Nathan Ho
@snappizz
Feb 27 2017 21:17
Also, key binary operators can take adverbs: foo bar:.baz quux is valid
Brian Heim
@brianlheim
Feb 27 2017 21:19
haha
hm if i add .size to one of the smaller parser test alphabets, that one is actually covered
by the test [abc, abc, :, .size, abc]
Nathan Ho
@snappizz
Feb 27 2017 21:21
Adverbs were a mistake. I've never seen them used in the wild
Brian Heim
@brianlheim
Feb 27 2017 21:21
i've seen them in an SC tweet
they can be pretty concise for array manipulations
[1,2,3,4] pow:.x [1,2]
but, the rules are arcane and obscure compared to the rest of the language
oh also one of my favorite things that i keep forgetting and remembering is that SC has a configurable preprocessor

thisProcess.interpreter.preProcessor_(_.tr($?, $.))

3?pow(5?2)

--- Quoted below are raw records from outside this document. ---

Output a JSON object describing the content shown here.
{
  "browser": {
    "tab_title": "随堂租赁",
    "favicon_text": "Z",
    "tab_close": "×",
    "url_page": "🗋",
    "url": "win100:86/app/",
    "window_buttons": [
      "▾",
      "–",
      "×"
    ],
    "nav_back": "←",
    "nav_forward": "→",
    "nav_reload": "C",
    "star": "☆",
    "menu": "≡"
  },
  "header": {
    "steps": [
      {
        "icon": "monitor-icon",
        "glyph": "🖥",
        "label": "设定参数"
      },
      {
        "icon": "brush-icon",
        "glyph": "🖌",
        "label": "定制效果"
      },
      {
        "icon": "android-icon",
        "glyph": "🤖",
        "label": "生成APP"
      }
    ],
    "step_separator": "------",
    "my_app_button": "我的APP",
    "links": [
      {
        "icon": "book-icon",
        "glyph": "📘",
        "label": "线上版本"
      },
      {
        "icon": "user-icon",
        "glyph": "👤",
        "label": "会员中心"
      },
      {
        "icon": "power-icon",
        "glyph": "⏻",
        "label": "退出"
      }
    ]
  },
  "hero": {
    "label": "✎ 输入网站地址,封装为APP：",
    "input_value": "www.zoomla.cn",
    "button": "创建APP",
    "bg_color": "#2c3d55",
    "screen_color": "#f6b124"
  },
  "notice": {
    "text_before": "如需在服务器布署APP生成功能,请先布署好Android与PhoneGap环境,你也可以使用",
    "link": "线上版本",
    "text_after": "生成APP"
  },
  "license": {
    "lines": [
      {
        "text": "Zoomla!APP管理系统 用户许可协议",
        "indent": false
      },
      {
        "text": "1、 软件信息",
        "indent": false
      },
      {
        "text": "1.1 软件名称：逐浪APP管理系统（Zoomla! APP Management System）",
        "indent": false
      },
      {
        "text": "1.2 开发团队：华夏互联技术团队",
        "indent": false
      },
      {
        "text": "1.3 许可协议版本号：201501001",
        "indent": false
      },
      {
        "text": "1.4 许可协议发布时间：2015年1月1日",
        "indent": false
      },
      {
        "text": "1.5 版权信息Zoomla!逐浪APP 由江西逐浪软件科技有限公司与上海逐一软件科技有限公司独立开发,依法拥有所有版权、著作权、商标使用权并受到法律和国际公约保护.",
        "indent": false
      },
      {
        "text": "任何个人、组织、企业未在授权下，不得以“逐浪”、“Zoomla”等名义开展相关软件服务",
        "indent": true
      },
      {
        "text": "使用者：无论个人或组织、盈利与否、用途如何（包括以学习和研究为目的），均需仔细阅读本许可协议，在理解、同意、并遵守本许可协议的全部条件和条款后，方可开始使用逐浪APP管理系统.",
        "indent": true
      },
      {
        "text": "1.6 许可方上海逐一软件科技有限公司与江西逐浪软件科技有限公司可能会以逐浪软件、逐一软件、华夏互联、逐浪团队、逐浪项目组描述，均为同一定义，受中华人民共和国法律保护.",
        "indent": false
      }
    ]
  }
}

Nathan Ho
@snappizz
Feb 27 2017 21:25
I didn't know about that until a month or so ago, haha
Brian Heim
@brianlheim
Feb 27 2017 21:25
so you could implement the C preprocessor in SC
Nathan Ho
@snappizz
Feb 27 2017 21:26
I'm curious exactly what the scope of the preprocessor is
Brian Heim
@brianlheim
Feb 27 2017 21:26
or really any language honestly
Nathan Ho
@snappizz
Feb 27 2017 21:26
Does it affect .interpret, e.g.
it does apparently
So if you have a quark or something that uses .interpret (yuck), modifying the preprocessor could fuck it up
Brian Heim
@brianlheim
Feb 27 2017 21:27
how are you testing that?
Nathan Ho
@snappizz
Feb 27 2017 21:28
the wrong way apparently
Brian Heim
@brianlheim
Feb 27 2017 21:28
thisProcess.interpreter.preProcessor_(nil)
a = "3?pow(5?2)"
thisProcess.interpreter.preProcessor_(_.tr($?, $.))
a.interpret
produces an error
if you did "3?pow(5?2".interpret, it would replace the ?'s in the string beforehand
Nathan Ho
@snappizz
Feb 27 2017 21:28
oops
Brian Heim
@brianlheim
Feb 27 2017 21:29
which is its own level of :(
Nathan Ho
@snappizz
Feb 27 2017 21:29
so it only affects interactively executed code
Brian Heim
@brianlheim
Feb 27 2017 21:29
except not really, because you can just configure the preprocessor to ignore things between quotes
well, interpreter is an instance, not a singleton, so each process has its own interpreter with its own preprocessor
it's very inceptiony
i love how much reflection SC offers
Nathan Ho
@snappizz
Feb 27 2017 21:33
yeah it's actually a pretty nice language
Brian Heim
@brianlheim
Feb 27 2017 21:35
i was talking to someone from the NY SC group who's basically developing a strong-typed version of SC within SC?
i'm not exactly sure how that's going to work out
but i was intrigued
Nathan Ho
@snappizz
Feb 27 2017 21:41
supercollider/supercollider#2752
Brian Heim
@brianlheim
Feb 27 2017 21:42
nice. would you mind also clarifying that the passed function takes a code string as an argument and returns the processed result?
oh actually, it gets passed two arguments - the code string and the interpreter itself
also, if you sufficiently fuck up the preProcessor, you have to recompile the class library because you'll be unable to interpret the code that would reset it
Nathan Ho
@snappizz
Feb 27 2017 21:49
i just found something weird
preProcessor is called by interpretPrintCmdLine, but not interpretCmdLine
what's the difference between those?
Brian Heim
@brianlheim
Feb 27 2017 22:01
i think interpretCmdLine is the more bare-bones version
it's basically the same as .interpret